Marshall, the fourth son and sixth child, showed an early fondness for reading. After a non-classical education by the Rev. J. Blanchard of Nottingham he was placed at fourteen with a chemist at Newark, and studied chemistry and anatomy with great diligence. In October 1809 he entered as a medical student at Edinburgh University, and in 1811 he was elected senior president of the Royal Medical Society of Edinburgh. Some of his early chemical papers, printed in ‘Nicholson's Journal,’ showed much originality; he was a persevering dissector, and in medicine specially devoted himself to diagnosis. As a student he showed his characteristic tendency to think intently on phenomena deemed inexplicable or irrelevant to the experiments in hand. Having graduated M.D. in June 1812, Hall was appointed resident house physician to the Edinburgh Royal Infirmary. He gave a course of lectures on diagnosis in 1813. In 1814–15 he spent several months in visiting the medical schools of Paris, Göttingen, and Berlin, walking alone and on foot from Paris to Göttingen in November 1814. After six months' practice, at Bridgewater in 1816 Hall settled in Nottingham in February 1817, and published his well-known work on ‘Diagnosis,’ ‘comprehensive, lucid, exact, and reliable’ (Lancet, 15 Aug. 1857). Dr. Baillie, then president of the Royal College of Physicians, when Hall called upon him, mistook him for the son of the author of that ‘extraordinary work,’ and could scarcely credit such an achievement at twenty-seven. In 1818 Hall was elected fellow of the Royal Society of Edinburgh. Gaining an excellent practice, Hall soon became widely known for his successes by diminished blood-letting. In 1824 his valuable paper on ‘The Effects of Loss of Blood’ was published in the ‘Medico-Chirurgical Transactions.’ In 1825 he was elected physician to the Nottingham General Hospital; but in 1826 he removed to London, and his Nottingham practice largely followed him. For two years he lived at 15 Keppel Street, Russell Square, with his friend Burnside (partner in the publishing house of Seeleys). His work on the ‘Diseases of Females,’ 1828, brought him much practice, and further studies and writings on blood-letting occupied much time. In November 1829 he married, and in 1830 removed to 14 Manchester Square, where he lived for twenty years.
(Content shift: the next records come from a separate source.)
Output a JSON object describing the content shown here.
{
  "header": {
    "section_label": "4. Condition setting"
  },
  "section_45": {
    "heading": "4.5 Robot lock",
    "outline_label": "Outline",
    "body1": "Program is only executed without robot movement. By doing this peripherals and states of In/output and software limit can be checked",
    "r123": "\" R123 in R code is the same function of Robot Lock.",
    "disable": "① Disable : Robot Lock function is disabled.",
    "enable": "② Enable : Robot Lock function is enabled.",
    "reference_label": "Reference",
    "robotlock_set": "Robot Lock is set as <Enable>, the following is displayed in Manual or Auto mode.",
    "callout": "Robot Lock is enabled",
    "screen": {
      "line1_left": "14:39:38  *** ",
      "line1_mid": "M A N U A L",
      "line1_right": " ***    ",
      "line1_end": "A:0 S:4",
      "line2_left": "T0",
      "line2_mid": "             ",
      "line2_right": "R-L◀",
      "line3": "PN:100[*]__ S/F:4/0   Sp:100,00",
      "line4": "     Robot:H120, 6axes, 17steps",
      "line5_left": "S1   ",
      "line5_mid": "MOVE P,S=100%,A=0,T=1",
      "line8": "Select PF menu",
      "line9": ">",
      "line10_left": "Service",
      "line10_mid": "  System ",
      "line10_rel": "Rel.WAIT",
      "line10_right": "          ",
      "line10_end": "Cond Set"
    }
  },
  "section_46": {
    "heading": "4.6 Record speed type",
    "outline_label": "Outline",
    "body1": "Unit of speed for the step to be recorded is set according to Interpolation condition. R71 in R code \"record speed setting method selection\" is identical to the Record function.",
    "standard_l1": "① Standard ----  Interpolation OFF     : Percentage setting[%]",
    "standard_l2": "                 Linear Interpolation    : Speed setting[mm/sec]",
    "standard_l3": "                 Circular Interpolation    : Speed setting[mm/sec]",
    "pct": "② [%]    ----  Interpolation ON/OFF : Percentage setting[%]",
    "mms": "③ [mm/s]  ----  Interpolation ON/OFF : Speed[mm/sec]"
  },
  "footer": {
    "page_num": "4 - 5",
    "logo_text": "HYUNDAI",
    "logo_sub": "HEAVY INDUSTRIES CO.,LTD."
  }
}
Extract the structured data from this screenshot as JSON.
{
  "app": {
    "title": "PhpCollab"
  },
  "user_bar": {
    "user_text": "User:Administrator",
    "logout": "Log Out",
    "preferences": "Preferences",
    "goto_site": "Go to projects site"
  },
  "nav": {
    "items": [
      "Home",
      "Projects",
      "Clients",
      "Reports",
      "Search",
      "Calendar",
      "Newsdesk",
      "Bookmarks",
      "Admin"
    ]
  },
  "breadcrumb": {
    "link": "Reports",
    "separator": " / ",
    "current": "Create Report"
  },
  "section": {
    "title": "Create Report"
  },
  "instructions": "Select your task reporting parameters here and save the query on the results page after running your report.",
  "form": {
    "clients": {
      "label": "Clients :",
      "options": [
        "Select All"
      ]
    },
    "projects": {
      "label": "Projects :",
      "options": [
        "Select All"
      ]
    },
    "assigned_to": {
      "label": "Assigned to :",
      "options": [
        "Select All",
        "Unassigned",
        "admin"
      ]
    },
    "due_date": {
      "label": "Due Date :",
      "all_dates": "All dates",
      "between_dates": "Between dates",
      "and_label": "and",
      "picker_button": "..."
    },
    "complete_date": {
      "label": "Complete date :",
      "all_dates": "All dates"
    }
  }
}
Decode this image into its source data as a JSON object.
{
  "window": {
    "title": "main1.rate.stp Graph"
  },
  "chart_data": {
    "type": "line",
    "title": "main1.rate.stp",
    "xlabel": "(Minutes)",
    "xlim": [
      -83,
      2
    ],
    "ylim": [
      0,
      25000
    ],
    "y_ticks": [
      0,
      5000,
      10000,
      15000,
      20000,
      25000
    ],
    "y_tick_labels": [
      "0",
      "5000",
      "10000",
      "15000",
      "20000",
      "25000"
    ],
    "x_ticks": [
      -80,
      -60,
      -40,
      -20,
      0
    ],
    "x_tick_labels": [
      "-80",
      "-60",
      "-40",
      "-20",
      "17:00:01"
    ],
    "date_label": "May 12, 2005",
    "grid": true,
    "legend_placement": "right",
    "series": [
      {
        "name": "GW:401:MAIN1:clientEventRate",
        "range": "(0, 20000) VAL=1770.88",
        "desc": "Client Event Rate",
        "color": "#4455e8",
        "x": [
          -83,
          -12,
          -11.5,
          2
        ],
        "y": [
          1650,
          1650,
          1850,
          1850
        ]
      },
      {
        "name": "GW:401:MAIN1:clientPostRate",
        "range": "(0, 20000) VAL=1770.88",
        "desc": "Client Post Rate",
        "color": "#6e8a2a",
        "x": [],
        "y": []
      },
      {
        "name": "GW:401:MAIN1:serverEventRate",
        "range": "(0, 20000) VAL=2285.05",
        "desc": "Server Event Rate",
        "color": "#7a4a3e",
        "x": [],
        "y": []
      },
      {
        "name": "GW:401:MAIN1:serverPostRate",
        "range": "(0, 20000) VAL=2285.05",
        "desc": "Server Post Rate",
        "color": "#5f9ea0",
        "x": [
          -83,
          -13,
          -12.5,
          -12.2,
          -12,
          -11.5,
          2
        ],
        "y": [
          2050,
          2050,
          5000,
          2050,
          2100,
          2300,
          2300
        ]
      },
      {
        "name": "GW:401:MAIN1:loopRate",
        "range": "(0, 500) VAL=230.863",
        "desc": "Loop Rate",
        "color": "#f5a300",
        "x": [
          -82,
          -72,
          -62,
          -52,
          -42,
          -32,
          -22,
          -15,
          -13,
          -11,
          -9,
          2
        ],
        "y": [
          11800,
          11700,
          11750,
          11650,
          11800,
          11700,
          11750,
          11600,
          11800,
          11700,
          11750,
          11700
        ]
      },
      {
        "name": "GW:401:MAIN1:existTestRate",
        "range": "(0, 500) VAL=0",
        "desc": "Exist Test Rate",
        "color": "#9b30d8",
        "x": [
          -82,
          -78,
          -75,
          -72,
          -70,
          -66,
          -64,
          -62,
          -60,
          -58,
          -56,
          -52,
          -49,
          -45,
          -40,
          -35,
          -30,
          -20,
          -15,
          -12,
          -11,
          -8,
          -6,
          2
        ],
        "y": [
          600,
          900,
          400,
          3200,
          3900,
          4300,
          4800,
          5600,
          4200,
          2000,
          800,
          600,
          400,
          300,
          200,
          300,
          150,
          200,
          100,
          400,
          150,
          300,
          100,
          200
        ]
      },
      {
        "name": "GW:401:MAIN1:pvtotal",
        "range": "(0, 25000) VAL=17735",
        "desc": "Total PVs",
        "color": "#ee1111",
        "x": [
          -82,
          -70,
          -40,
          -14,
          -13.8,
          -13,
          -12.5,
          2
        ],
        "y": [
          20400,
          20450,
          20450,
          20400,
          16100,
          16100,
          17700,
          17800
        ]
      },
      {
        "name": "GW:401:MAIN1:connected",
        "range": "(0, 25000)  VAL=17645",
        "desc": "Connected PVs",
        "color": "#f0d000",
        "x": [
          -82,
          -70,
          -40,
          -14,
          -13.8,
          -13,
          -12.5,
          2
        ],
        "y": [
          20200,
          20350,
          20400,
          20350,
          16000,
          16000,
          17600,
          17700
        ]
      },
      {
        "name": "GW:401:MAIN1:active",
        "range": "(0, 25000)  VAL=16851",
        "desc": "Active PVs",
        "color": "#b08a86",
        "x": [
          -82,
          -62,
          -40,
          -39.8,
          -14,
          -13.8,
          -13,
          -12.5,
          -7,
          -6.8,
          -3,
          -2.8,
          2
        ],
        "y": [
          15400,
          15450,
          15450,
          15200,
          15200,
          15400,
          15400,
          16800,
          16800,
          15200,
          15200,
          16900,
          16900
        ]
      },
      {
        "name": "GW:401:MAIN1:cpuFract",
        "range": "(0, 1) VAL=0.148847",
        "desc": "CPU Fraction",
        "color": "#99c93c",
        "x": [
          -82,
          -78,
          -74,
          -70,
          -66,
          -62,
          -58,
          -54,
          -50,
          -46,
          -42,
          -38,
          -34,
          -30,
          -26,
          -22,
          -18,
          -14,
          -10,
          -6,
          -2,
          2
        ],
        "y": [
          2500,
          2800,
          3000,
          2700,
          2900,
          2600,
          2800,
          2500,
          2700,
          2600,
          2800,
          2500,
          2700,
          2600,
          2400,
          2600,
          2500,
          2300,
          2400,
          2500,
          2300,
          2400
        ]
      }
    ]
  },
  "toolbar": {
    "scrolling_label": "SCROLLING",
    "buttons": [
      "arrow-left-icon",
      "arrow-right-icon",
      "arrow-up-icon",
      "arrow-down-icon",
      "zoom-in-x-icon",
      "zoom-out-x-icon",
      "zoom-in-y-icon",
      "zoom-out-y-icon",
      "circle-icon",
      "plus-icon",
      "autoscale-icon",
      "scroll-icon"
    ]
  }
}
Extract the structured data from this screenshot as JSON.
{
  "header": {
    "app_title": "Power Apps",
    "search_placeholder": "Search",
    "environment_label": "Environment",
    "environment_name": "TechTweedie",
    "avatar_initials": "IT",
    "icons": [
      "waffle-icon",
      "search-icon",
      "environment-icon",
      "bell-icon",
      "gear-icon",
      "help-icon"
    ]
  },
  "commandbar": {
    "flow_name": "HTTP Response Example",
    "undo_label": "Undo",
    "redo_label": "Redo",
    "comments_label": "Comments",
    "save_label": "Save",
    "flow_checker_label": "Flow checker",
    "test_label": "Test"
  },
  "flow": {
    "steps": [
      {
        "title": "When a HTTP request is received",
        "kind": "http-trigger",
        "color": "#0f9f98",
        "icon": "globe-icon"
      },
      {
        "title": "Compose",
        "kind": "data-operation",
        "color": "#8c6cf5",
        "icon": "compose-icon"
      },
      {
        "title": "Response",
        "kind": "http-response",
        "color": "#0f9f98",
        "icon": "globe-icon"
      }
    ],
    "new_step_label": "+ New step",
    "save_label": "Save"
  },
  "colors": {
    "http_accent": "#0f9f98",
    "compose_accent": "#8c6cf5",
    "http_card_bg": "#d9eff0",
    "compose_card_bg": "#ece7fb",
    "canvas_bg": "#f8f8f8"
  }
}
With a view to the fellowship of the Royal Society, Hall now took up the subject of the circulation of the blood in the minute vessels, and read a succession of highly original papers to the society in 1831. They made known facts which are now the commonplaces of microscopical study, but then came upon students with remarkable fascination. His paper ‘On the Anatomy and Physiology of the Minute and Capillary Vessels,’ though read, was refused a place in the society's ‘Transactions,’ but the great Johannes Müller pronounced it to be of extraordinary interest.